In each of his travels, he incorporates his journey into his writings. In 1970 he went in search of "Indians." He concluded that Native Americans were not credited with any part of America's history, other than the bare mention of the Native American wars and savagery. He then asked himself if the Native American were a myth. Were there no more Indians? Had the movie industry absorbed Native Americans into savage portrayals? He soon understood that the vanished "Red Man" was vanished only from the public mind; it was intentional, for if Native Americans existed, then there would be claims to the land, water, and all things residing in western civilization. Ortiz traveled to the South where he found 45,000 Lumbee Native Americans living in the North Carolina region, and his writings have debunked the myth of the vanished Indian. Wiget summarizes Ortiz's work with the tribute that "it is not about a race that is vanishing, a way of life that is passing, or a language that is dying, but about a nation of those who have preserved their humor, their love for the land that is their mother, and their sense of themselves as a distinctive people. It is about journeying, about survival, about the many significances of being a veteran."
Ortiz continued writing for both book and television production into the 1990s. His books include 1992's Woven Stones and 1994's After and Before the Lightning.
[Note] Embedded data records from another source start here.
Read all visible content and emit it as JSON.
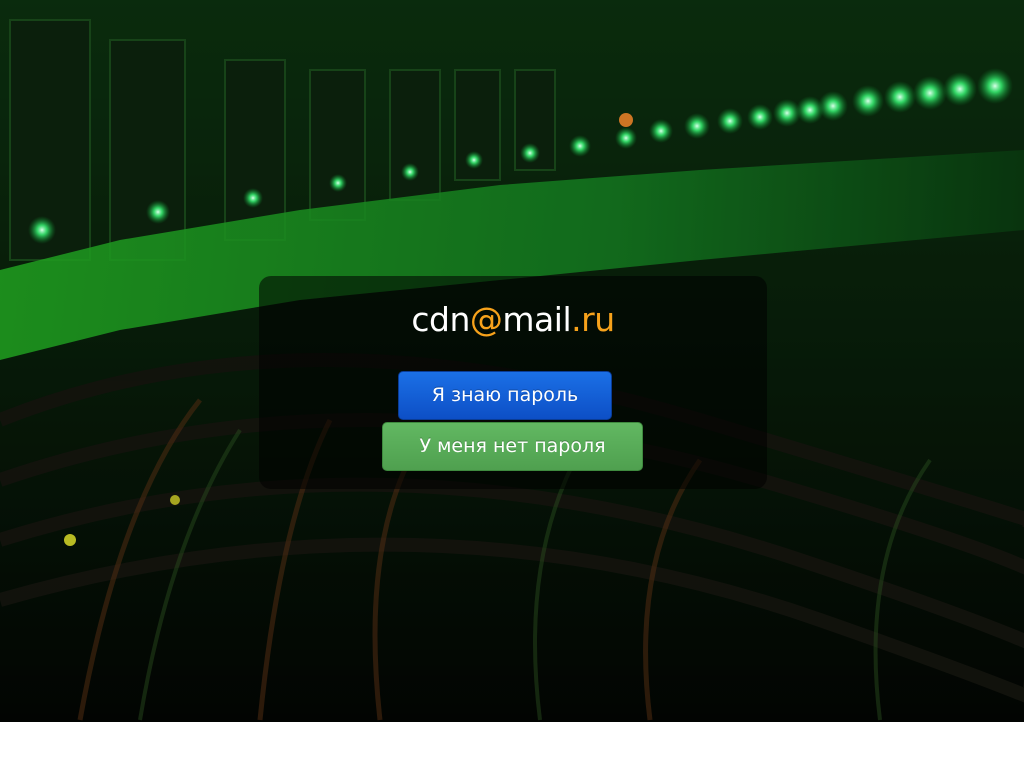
{
  "logo": {
    "part1": "cdn",
    "at": "@",
    "part2": "mail",
    "dot": ".",
    "tld": "ru"
  },
  "buttons": {
    "know_password": "Я знаю пароль",
    "no_password": "У меня нет пароля"
  },
  "colors": {
    "primary": "#1565d8",
    "success": "#5cb85c",
    "logo_accent": "#f7a21b"
  }
}
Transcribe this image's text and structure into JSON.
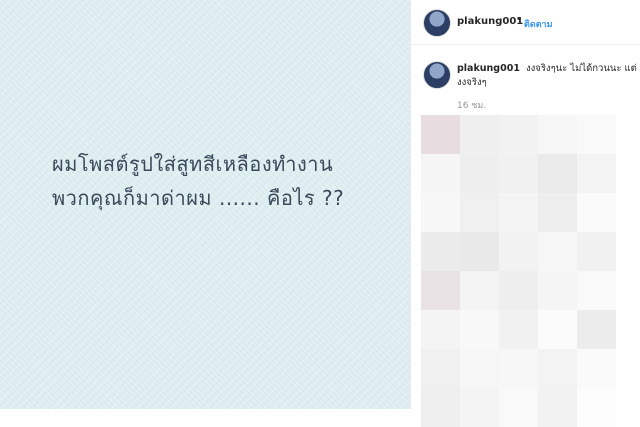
{
  "post": {
    "caption_lines": [
      "ผมโพสต์รูปใส่สูทสีเหลืองทำงาน",
      "พวกคุณก็มาด่าผม ...... คือไร ??"
    ]
  },
  "header": {
    "username": "plakung001",
    "separator": "•",
    "follow_label": "ติดตาม"
  },
  "comment": {
    "username": "plakung001",
    "text": "งงจริงๆนะ ไม่ได้กวนนะ แต่งงจริงๆ",
    "timestamp": "16 ชม."
  },
  "mosaic": {
    "colors": [
      "#e7dcdf",
      "#efefef",
      "#f2f2f2",
      "#f6f6f6",
      "#f9f9f9",
      "#f5f5f5",
      "#eeeeee",
      "#f1f1f1",
      "#eaeaea",
      "#f3f3f3",
      "#f7f7f7",
      "#f0f0f0",
      "#f4f4f4",
      "#ededed",
      "#fafafa",
      "#ebebeb",
      "#e9e9e9",
      "#f2f2f2",
      "#f6f6f6",
      "#f1f1f1",
      "#e8e2e4",
      "#f3f3f3",
      "#eeeeee",
      "#f5f5f5",
      "#f9f9f9",
      "#f4f4f4",
      "#f8f8f8",
      "#f1f1f1",
      "#fbfbfb",
      "#ececec",
      "#f0f0f0",
      "#f6f6f6",
      "#f7f7f7",
      "#f3f3f3",
      "#fafafa",
      "#efefef",
      "#f4f4f4",
      "#f9f9f9",
      "#f2f2f2",
      "#fcfcfc"
    ]
  }
}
In reading and listening to Ortiz's work, the reader is left with the indelible printed image in Chaco Canyon and Pueblo ancestry that "from the moment in creation, life moved outward, and from that moment, human consciousness began to be aware of itself. And the 'hanoh,' the people, began to know and use the oral tradition that would depict the story of their journey on the 'hiyaanih,' the road, of life. The oral tradition of Acoma Pueblo, and of all the other Pueblos, is central to the consciousness of who they are, and it is basic to their culture. It is through oral tradition that the journey is told … in order that the people may be secure and fully aware within their cultural environment." The works of Simon Ortiz ensure that for generations to come there will be the opportunity to see past life existence as though it were living today.
Ortiz, Simon J., "What We See: A Perspective on Chaco Canyon and Pueblo Ancestry," in Chaco Canyon: A Center and Its World, Museum of New Mexico Press, 1994.
Twentieth Century Writers, second edition, edited by Geoff Sadler, St. James Press, 1991.
Wiget, Andrew, Simon Ortiz, Boise State University Printing and Graphic Services, 1986.
Ortiz, Simon J., interviews with JoAnn di Filippo during May and June, 1994.